(Data about app and page elements)
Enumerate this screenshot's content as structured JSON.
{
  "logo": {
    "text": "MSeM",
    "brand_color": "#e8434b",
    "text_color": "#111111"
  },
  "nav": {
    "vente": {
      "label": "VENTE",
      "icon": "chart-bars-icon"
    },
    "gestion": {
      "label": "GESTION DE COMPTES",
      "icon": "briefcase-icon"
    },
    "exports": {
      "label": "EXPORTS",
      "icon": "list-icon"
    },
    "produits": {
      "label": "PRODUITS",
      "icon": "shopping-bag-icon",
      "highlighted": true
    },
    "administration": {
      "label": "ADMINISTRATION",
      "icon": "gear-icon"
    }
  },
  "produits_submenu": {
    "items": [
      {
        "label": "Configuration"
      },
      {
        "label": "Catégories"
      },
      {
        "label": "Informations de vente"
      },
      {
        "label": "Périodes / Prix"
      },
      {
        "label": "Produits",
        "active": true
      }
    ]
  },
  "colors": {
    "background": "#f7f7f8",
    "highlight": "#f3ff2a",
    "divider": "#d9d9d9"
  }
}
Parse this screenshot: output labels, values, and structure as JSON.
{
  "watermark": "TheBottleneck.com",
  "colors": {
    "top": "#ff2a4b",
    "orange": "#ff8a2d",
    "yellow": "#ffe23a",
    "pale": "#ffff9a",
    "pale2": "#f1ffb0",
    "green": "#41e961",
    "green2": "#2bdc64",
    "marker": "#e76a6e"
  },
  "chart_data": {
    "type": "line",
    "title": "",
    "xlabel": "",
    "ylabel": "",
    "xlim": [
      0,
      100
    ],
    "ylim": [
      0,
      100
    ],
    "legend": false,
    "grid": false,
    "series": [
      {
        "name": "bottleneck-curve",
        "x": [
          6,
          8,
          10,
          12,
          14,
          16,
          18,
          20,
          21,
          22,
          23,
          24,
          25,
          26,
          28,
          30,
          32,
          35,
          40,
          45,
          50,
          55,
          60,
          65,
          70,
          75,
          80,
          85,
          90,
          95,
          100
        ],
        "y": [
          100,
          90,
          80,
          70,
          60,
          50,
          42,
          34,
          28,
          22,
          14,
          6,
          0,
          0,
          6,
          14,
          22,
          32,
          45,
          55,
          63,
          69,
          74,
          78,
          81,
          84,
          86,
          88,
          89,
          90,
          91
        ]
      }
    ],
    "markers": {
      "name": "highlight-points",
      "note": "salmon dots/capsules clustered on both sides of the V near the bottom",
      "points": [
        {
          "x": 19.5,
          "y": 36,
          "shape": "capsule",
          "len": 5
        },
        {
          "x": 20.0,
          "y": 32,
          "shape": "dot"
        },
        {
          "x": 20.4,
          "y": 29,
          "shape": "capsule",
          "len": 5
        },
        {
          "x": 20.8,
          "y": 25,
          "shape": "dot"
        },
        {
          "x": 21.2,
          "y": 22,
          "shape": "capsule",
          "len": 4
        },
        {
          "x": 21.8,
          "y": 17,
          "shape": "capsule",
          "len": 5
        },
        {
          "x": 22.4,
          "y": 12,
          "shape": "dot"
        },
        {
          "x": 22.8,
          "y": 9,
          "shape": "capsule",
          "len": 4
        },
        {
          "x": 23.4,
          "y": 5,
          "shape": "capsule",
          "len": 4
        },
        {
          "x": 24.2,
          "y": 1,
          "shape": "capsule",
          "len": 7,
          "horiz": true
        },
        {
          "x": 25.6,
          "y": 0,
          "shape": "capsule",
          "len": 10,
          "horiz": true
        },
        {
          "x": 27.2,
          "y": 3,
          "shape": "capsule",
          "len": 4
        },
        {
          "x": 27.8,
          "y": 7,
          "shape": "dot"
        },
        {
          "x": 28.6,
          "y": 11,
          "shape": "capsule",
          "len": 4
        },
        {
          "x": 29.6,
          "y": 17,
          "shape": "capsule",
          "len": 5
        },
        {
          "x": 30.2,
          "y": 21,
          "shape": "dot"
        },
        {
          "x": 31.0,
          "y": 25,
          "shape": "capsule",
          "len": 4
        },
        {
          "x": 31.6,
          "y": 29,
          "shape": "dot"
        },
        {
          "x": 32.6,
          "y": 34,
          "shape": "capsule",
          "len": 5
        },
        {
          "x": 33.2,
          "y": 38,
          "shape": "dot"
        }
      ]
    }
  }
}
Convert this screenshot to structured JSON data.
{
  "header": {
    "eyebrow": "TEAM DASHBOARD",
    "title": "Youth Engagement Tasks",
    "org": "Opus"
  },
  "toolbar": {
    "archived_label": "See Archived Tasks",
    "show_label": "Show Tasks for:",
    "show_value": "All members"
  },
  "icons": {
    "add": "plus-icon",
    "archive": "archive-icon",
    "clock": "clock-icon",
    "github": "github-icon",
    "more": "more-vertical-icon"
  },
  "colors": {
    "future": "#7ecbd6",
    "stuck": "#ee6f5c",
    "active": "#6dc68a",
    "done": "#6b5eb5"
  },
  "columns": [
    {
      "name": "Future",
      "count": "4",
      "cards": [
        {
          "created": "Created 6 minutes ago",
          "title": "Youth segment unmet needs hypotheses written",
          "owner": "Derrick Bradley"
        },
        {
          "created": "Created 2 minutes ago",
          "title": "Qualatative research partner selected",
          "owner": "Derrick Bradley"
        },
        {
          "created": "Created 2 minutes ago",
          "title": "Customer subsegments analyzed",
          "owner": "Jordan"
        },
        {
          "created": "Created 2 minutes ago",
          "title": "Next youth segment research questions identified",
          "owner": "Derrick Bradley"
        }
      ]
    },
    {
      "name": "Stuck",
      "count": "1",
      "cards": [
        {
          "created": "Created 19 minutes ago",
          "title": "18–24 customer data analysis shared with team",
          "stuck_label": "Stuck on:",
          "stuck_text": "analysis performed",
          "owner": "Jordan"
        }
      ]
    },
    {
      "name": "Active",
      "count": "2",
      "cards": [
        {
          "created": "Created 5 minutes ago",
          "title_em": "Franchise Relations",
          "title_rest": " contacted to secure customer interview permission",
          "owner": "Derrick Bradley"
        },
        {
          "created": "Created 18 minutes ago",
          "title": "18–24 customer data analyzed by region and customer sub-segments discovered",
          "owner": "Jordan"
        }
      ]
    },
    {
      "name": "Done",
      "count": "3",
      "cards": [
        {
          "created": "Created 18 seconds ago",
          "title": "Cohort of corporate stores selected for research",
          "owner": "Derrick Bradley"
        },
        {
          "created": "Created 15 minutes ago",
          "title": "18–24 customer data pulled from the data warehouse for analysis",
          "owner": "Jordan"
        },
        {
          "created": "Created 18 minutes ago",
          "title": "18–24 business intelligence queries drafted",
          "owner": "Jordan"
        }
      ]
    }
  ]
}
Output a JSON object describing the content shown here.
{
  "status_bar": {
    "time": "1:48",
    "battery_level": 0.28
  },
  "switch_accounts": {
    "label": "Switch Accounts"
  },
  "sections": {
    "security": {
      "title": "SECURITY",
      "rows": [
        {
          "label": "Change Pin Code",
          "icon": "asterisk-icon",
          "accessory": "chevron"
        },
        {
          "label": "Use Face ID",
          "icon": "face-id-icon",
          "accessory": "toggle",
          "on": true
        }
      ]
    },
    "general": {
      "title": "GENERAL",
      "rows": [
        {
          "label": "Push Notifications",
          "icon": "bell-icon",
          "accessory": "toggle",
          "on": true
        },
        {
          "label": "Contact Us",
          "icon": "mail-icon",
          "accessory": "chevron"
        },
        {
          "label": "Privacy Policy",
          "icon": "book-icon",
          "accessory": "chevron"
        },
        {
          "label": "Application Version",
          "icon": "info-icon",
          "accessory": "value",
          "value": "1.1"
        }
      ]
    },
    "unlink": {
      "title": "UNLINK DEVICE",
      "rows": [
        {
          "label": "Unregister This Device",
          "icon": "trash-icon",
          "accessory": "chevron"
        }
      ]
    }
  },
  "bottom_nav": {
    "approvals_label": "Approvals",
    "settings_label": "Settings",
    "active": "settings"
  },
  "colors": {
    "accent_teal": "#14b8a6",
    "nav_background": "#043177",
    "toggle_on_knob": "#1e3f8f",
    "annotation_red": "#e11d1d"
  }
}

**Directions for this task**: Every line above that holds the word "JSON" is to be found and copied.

**Solution**:
Enumerate this screenshot's content as structured JSON.
Parse this screenshot: output labels, values, and structure as JSON.
Convert this screenshot to structured JSON data.
Output a JSON object describing the content shown here.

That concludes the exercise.